Search the entries for the word "icon" and copy each line that has it.

(Dataset excerpts)
━━━━━━━━━━━━━━━━━━━━

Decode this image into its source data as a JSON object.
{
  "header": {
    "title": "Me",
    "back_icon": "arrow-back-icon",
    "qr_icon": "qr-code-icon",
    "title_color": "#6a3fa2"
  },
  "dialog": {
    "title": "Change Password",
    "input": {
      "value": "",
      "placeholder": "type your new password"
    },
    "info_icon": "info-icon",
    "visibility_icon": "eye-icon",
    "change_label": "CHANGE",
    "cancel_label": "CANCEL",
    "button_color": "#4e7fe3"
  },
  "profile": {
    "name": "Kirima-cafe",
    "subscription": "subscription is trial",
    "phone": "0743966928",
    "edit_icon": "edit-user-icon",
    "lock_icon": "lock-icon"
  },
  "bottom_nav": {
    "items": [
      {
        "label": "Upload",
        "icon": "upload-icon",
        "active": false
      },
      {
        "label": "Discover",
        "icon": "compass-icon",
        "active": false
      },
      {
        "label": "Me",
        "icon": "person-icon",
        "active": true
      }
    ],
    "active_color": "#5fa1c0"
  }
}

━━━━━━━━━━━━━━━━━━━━

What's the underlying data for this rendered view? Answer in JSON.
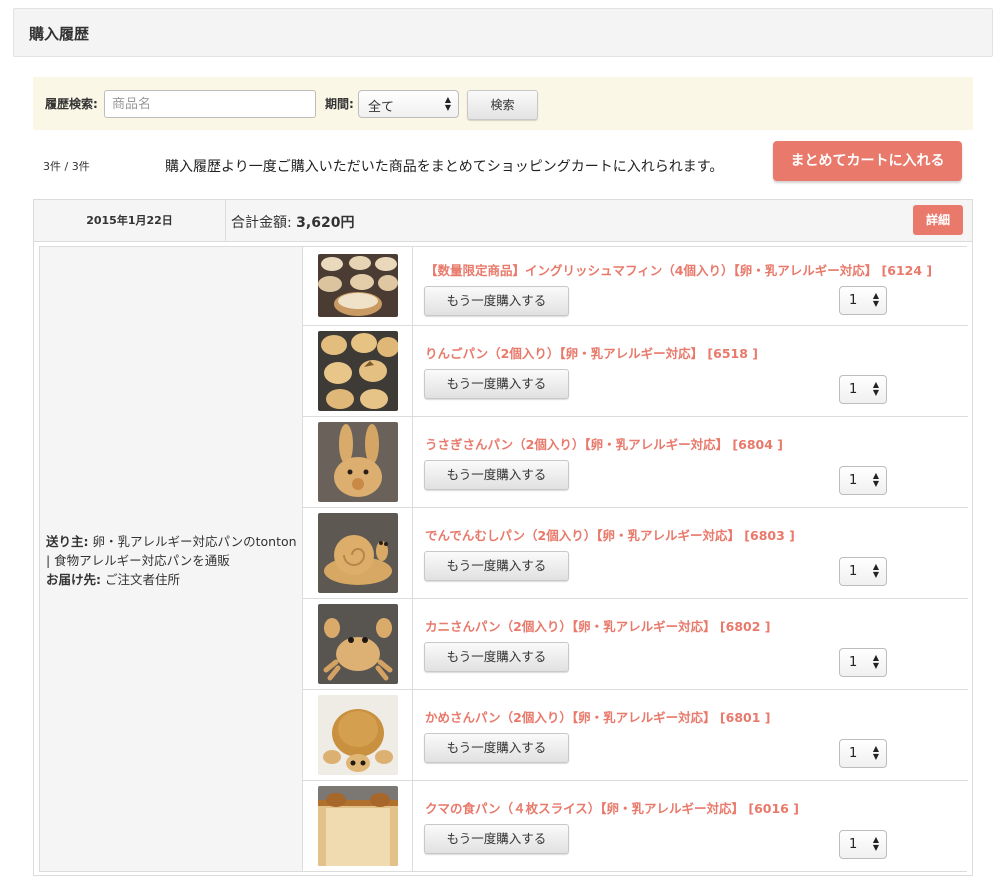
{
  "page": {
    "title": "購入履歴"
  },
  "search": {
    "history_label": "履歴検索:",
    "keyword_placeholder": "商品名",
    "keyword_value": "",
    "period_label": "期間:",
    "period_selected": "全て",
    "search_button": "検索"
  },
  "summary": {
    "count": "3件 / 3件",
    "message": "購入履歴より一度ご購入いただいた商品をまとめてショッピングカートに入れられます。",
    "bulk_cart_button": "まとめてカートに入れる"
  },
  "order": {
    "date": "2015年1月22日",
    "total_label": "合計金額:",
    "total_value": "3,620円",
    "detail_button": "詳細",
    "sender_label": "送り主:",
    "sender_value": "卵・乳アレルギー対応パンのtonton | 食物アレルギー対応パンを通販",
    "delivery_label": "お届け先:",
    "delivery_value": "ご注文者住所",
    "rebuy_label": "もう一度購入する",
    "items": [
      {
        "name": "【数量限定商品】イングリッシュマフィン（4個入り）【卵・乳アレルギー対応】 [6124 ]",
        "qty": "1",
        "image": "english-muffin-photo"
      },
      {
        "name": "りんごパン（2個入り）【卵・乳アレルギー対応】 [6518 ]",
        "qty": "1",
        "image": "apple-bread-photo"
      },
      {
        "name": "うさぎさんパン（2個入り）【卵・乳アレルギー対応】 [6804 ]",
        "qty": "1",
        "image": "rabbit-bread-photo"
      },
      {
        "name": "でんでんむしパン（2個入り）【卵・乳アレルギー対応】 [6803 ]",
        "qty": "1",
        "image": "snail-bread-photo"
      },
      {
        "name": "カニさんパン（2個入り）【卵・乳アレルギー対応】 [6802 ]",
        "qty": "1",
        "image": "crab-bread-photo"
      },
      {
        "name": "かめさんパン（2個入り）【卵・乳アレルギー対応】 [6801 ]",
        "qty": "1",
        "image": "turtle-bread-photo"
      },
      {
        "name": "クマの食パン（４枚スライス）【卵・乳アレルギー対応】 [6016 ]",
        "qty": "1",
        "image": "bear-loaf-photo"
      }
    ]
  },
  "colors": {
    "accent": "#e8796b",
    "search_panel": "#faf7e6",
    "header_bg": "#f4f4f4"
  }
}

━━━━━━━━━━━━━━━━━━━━

● **Written response**:
    "back_icon": "arrow-back-icon",
    "qr_icon": "qr-code-icon",
    "info_icon": "info-icon",
    "visibility_icon": "eye-icon",
    "edit_icon": "edit-user-icon",
    "lock_icon": "lock-icon"
        "icon": "upload-icon",
        "icon": "compass-icon",
        "icon": "person-icon",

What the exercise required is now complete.